How deep is LSU? Auburn knows

BATON ROUGE, La. -- It was Oct. 22 of last season, the last time LSU and Auburn met, that we found out just how deep LSU really was.

The Bayou Bengals were without three key players that day in running back Spencer Ware and defensive backs Tyrann Mathieu and Tharold Simon, all suspended for one game for violation of the school's drug policy.

Instead of it being a devastating blow, LSU simply shrugged it off. Ron Brooks, starting for Mathieu, had an interception he returned for a touchdown. Derrick Bryant, a rarely-used senior, took the fifth defensive back role and had a sack. Little-used true freshman running back Kenny Hilliard took Ware's role as LSU's physical runner and rambled for 65 yards on 10 carries.

LSU easily beat Auburn, then the defending national champion, 45-10 in Baton Rouge, a result that illustrated the difference in the programs.
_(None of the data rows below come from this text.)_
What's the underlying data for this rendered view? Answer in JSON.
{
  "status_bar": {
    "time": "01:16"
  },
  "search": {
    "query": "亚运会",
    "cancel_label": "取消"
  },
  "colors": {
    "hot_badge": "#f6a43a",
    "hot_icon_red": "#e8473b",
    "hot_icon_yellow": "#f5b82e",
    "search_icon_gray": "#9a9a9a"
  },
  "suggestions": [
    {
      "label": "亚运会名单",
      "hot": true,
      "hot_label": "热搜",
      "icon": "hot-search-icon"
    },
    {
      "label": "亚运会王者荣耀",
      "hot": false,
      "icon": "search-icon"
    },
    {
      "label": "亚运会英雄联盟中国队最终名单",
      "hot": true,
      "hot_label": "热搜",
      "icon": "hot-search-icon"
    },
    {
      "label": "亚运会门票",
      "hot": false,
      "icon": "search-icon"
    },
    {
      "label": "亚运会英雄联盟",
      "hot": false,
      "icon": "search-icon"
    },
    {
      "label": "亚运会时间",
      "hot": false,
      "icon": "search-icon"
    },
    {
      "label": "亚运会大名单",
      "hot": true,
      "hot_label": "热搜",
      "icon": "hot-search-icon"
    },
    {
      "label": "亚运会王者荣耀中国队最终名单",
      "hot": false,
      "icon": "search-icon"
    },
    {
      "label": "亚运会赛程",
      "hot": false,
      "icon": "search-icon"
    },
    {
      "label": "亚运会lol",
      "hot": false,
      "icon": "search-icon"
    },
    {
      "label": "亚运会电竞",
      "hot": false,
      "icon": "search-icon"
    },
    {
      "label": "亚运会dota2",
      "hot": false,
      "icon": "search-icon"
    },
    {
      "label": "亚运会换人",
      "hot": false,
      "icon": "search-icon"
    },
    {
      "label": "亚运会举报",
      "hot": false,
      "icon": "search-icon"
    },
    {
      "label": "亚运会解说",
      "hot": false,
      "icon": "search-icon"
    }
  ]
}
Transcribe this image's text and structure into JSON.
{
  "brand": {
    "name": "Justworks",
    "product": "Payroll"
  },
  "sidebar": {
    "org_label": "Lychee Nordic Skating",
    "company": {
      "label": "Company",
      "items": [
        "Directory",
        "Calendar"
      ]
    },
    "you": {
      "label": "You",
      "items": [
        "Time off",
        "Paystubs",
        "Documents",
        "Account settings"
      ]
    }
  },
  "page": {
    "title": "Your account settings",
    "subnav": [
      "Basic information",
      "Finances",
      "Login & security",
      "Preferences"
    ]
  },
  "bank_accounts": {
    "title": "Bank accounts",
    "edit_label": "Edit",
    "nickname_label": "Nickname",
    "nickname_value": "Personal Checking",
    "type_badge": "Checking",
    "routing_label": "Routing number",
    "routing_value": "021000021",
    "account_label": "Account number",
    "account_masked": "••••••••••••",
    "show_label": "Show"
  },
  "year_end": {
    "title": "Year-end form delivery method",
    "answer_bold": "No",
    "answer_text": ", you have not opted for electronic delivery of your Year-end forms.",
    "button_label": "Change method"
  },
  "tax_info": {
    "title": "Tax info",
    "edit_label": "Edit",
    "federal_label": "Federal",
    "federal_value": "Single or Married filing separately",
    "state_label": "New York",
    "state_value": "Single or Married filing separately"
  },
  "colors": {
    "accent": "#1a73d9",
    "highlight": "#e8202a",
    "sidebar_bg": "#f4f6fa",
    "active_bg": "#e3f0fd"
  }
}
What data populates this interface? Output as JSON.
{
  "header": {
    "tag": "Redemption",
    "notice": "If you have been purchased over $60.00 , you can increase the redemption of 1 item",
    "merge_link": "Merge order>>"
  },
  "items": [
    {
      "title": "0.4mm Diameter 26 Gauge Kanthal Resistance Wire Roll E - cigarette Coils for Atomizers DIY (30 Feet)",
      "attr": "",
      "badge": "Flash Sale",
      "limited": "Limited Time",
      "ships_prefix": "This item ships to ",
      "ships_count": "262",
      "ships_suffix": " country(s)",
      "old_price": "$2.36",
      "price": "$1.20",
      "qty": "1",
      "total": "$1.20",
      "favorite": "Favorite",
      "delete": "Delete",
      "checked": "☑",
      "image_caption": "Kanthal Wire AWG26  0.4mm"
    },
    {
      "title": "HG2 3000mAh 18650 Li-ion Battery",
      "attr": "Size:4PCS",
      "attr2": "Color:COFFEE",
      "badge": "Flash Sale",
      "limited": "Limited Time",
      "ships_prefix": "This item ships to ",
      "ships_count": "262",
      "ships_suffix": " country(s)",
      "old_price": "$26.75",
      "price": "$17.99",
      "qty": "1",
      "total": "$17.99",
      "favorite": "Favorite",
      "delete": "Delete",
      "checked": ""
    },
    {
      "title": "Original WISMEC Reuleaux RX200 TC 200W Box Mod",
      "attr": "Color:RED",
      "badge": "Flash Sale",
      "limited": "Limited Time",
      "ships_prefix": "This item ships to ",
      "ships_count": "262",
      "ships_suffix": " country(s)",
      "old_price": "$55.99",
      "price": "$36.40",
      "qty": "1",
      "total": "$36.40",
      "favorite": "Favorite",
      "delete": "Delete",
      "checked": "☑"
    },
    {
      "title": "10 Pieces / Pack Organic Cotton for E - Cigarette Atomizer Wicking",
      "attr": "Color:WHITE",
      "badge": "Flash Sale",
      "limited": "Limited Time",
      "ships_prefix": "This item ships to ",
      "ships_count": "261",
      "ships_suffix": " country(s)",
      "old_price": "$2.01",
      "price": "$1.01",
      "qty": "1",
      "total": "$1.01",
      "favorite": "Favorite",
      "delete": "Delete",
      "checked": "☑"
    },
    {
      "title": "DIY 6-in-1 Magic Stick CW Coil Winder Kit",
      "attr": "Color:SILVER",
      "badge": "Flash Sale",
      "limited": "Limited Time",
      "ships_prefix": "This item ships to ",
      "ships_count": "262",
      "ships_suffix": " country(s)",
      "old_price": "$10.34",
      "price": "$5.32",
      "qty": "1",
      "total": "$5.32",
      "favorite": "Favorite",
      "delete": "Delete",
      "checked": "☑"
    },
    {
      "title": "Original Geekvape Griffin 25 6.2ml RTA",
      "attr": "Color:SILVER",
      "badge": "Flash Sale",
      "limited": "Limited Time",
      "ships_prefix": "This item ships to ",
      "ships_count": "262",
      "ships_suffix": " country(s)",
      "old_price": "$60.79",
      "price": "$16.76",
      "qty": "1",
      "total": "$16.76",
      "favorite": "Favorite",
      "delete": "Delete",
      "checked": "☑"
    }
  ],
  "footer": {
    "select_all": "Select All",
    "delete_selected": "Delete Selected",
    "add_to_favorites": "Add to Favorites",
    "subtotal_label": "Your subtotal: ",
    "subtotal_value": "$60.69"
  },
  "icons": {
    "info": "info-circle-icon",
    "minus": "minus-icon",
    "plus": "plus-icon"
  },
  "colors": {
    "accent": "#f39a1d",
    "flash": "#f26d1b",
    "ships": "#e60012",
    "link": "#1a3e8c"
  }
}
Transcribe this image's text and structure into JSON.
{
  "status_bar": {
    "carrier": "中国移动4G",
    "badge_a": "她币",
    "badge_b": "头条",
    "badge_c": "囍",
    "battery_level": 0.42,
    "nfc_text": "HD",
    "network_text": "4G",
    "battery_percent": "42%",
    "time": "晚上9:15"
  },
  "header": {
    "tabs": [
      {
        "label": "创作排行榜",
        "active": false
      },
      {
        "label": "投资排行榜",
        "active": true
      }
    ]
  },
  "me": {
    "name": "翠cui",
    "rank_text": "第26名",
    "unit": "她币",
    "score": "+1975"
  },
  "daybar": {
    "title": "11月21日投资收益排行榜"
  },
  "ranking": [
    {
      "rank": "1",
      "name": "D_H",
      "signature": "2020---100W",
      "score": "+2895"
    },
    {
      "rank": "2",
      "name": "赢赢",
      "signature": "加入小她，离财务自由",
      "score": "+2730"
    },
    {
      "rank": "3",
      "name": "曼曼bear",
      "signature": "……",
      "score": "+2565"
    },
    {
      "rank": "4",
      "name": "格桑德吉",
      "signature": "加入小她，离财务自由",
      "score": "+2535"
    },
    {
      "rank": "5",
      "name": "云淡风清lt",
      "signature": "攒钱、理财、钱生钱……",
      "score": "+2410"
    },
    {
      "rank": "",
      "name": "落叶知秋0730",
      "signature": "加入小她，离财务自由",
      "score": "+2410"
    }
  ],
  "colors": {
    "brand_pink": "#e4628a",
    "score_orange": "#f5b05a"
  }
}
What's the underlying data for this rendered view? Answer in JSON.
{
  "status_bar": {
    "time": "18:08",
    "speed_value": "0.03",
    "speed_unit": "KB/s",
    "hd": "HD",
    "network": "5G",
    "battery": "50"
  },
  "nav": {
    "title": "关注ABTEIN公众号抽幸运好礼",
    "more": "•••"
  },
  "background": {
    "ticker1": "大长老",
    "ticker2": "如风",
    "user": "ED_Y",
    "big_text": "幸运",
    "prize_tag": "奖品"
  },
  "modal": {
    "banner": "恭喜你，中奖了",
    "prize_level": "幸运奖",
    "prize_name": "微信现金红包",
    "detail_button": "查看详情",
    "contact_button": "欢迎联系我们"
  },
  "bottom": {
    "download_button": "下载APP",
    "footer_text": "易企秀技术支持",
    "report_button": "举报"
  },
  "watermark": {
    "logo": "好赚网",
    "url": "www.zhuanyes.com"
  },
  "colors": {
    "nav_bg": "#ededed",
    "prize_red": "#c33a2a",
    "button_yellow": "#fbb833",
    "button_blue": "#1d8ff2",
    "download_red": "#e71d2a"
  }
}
Auburn, in the first year after Heisman Trophy winner Cam Newton and Nick Fairley led a national title march, then departed to the NFL, was struggling to play anywhere near the same level. LSU sat its eventual Heisman finalist, Mathieu, and replaced him with a player who eventually became a fourth-round NFL draft pick in Brooks and never missed a beat.

Eventually, LSU went on to win the SEC then play for the national championship, losing to the one team that could exceed its across-the-board talent, Alabama.

Fast forward a year and No. 2 LSU's quality depth has continued to take center stage as the SEC West's two Tigers prepare to meet again Saturday night at Auburn.

Mathieu, now suspended from LSU's team for an entire season, possibly for good, has been replaced by true freshman Jalen Mills, who already has as many interceptions in three games (two) as Mathieu had all of last season. Despite losing three starters from last year's secondary, this year's defense already has six interceptions, five by defensive backs, and the defense has looked as dominant as ever in a 3-0 start.

As for Hilliard, he has never looked back since the Auburn game. He comes into this year's AU game as LSU's leading rusher, with two 100-yard outings in three games while Ware, the unquestioned starter when he was suspended in last year's AU game, has struggled to regain a role in the offense.

And Auburn? Those Tigers barely escaped an 0-3 start by beating Louisiana-Monroe in overtime last week. The Tigers have endured the growing pains of sophomore quarterback Kiehl Frazier while a defense, which once dominated opponents with the physicality of Fairley, now gets gashed for 442 yards a game on defense and an SEC-worst 217 rushing yards a game.

Indeed, after Stanford's upset of USC last week, the focus of the national conversation has shifted to how LSU and top-ranked Alabama have perhaps separated themselves from the rest of college football and the SEC in terms of accumulated talent.

Two years ago on The Plains, Newton's heroics (remember Newton carrying Patrick Peterson into the end zone at the end of a dazzling 49-yard, Heisman moment touchdown?) lifted Auburn to a 24-17 win over the Bayou Bengals, a game that announced Auburn as a serious national title contender.

Auburn would love to recall that moment. It will have its chance Saturday at Jordan-Hare Stadium.